Lusine lived with her husband and four minor children in Jabrayil (Armenian: Jrakan or Mekhakavan) city for 15 years. This location is on the very edge of the border between Nagorno-Karabakh and Azerbaijan, which considers this region one of those “occupied” by Armenian forces since August 1993.

When Azerbaijan (supported by Turkey) initiated the latest war, Lusine and her family rushed to Yerevan, the capital of Armenia, leaving behind their property and belongings.

Lusine’s husband serves in the military. He was one of those defending his homeland from the aggressors until the last minute. “We literally were among the last few families who left the city before the enemy took over the place. The Azerbaijani strikes were intensive and so strong that we did not even manage to take the children’s clothes or any other useful goods with us; we hardly saved ourselves. Azerbaijani military forces entered Jabrayil. Half an hour later, we escaped by car. They even shot our vehicle from behind very badly. Now when I remember that horrific day, I think we survived by a miracle,” says Lusine.

Lusine’s sister was also seriously injured during the war. Currently, she is recovering in the hospital. Still, she is so traumatized that she doesn’t even want to hear about returning to Artsakh, especially since their mother has passed away. Lusine cares not only for her own children but her sister’s as well.

“I didn’t know where to go and what to do with five children in the streets of Yerevan when we arrived. Thank God the Armenian government helped us (by) putting my family temporarily in a nice hotel. People were helping. After we resided, my husband returned to Artsakh to continue his service. Then I found out that my mother was dead, my sister-in-law was injured, and her baby was killed, in addition to my sister’s wound. I was getting mentally sick. I don’t know how I kept up with so much pain. I think I must be very strong to survive all that,” Lusine says.

Lusine and her children plan to be reunited and live with her father in Martuni. According to Lusine, the place is empty without her mother. “One of these days, our family is supposed to celebrate my mom’s 60th anniversary, but she has been in heaven for the past few months,” says Lusine.

For the past 4-5 days we are back in Artsakh… I hope to manage our own house problem and stay here. Our governmental officials promised to help. We’ll see…. Unfortunately, we have to start our lives from scratch again. Also, my dad is by himself in this ruined house after my mom got killed. I can’t leave him alone during these difficult days.”

Lusine’s husband currently serves at the Armenian military base of Artsakh’s capital Stepanakert.
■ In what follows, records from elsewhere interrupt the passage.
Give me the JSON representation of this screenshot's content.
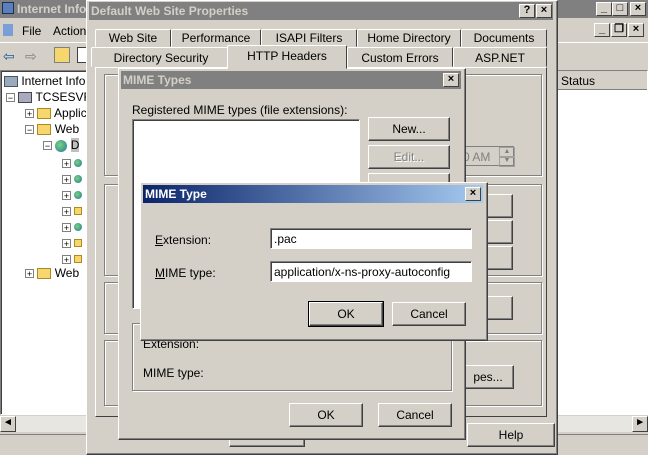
{
  "iis": {
    "title": "Internet Info",
    "menu": [
      "File",
      "Action"
    ],
    "tree": [
      "Internet Info",
      "TCSESVR",
      "Applic",
      "Web",
      "D",
      "Web"
    ],
    "column_status": "Status"
  },
  "props": {
    "title": "Default Web Site Properties",
    "tabs_row1": [
      "Web Site",
      "Performance",
      "ISAPI Filters",
      "Home Directory",
      "Documents"
    ],
    "tabs_row2": [
      "Directory Security",
      "HTTP Headers",
      "Custom Errors",
      "ASP.NET"
    ],
    "time_fragment": "0 AM",
    "file_types_btn": "pes...",
    "help_btn": "Help"
  },
  "mime_types": {
    "title": "MIME Types",
    "registered_label": "Registered MIME types (file extensions):",
    "new_btn": "New...",
    "edit_btn": "Edit...",
    "extension_label": "Extension:",
    "mime_type_label": "MIME type:",
    "ok_btn": "OK",
    "cancel_btn": "Cancel"
  },
  "mime_type": {
    "title": "MIME Type",
    "extension_label": "Extension:",
    "extension_value": ".pac",
    "mime_type_label": "MIME type:",
    "mime_type_value": "application/x-ns-proxy-autoconfig",
    "ok_btn": "OK",
    "cancel_btn": "Cancel"
  }
}
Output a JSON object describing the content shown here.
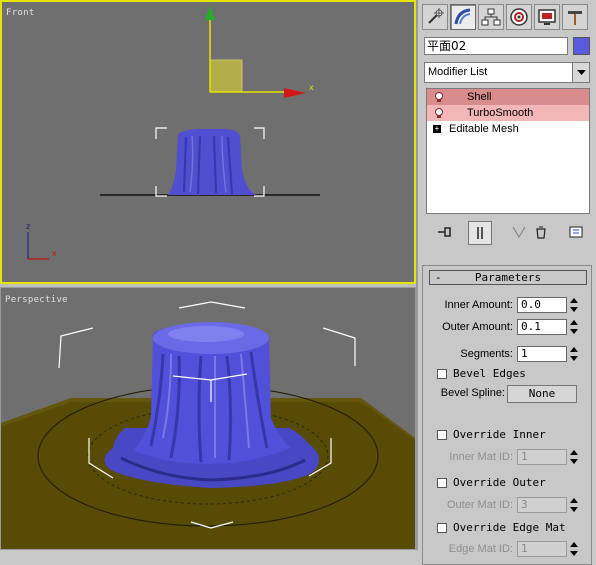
{
  "viewports": {
    "front": {
      "label": "Front"
    },
    "perspective": {
      "label": "Perspective"
    },
    "axis": {
      "x": "x",
      "z": "z"
    }
  },
  "command_panel": {
    "tabs": [
      "create-icon",
      "modify-icon",
      "hierarchy-icon",
      "motion-icon",
      "display-icon",
      "utilities-icon"
    ],
    "active_tab": "modify-icon",
    "object_name": "平面02",
    "object_color": "#5a5adc",
    "modifier_list": "Modifier List",
    "stack": [
      {
        "label": "Shell",
        "state": "selected"
      },
      {
        "label": "TurboSmooth",
        "state": "active"
      },
      {
        "label": "Editable Mesh",
        "state": "base"
      }
    ],
    "plus_sign": "+",
    "parameters": {
      "title": "Parameters",
      "collapse": "-",
      "inner_amount_label": "Inner Amount:",
      "inner_amount": "0.0",
      "outer_amount_label": "Outer Amount:",
      "outer_amount": "0.1",
      "segments_label": "Segments:",
      "segments": "1",
      "bevel_edges": "Bevel Edges",
      "bevel_spline_label": "Bevel Spline:",
      "bevel_spline_value": "None",
      "override_inner": "Override Inner",
      "inner_mat_id_label": "Inner Mat ID:",
      "inner_mat_id": "1",
      "override_outer": "Override Outer",
      "outer_mat_id_label": "Outer Mat ID:",
      "outer_mat_id": "3",
      "override_edge_mat": "Override Edge Mat",
      "edge_mat_id_label": "Edge Mat ID:",
      "edge_mat_id": "1"
    }
  }
}
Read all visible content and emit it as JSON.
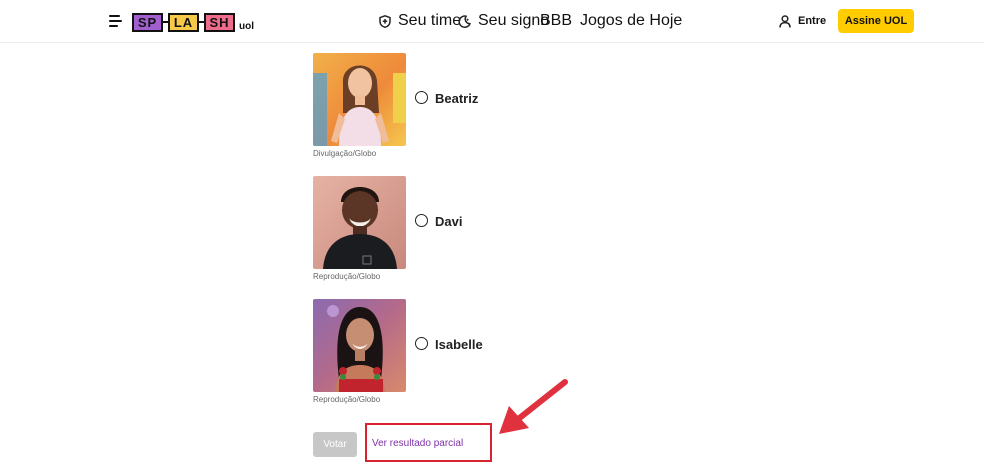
{
  "header": {
    "logo": {
      "letters": [
        "SP",
        "LA",
        "SH"
      ],
      "suffix": "uol",
      "colors": [
        "#a25fd0",
        "#f7c948",
        "#ef6b8c"
      ]
    },
    "nav": [
      {
        "label": "Seu time",
        "icon": "shield-icon"
      },
      {
        "label": "Seu signo",
        "icon": "moon-icon"
      },
      {
        "label": "BBB",
        "icon": ""
      },
      {
        "label": "Jogos de Hoje",
        "icon": ""
      }
    ],
    "login_label": "Entre",
    "subscribe_label": "Assine UOL",
    "accent": "#ffcc00"
  },
  "poll": {
    "options": [
      {
        "name": "Beatriz",
        "credit": "Divulgação/Globo",
        "selected": false
      },
      {
        "name": "Davi",
        "credit": "Reprodução/Globo",
        "selected": false
      },
      {
        "name": "Isabelle",
        "credit": "Reprodução/Globo",
        "selected": false
      }
    ],
    "vote_label": "Votar",
    "partial_label": "Ver resultado parcial",
    "link_color": "#7d2fa8",
    "annotation_color": "#d82430"
  }
}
She is taking care of her father and children at home.

A video of Lusine’s interview can be found here, and the Armenian text can be found here[/vc_column_text][vc_column_text css=”.vc_custom_1614364309955{margin-bottom: 0px !important;}”]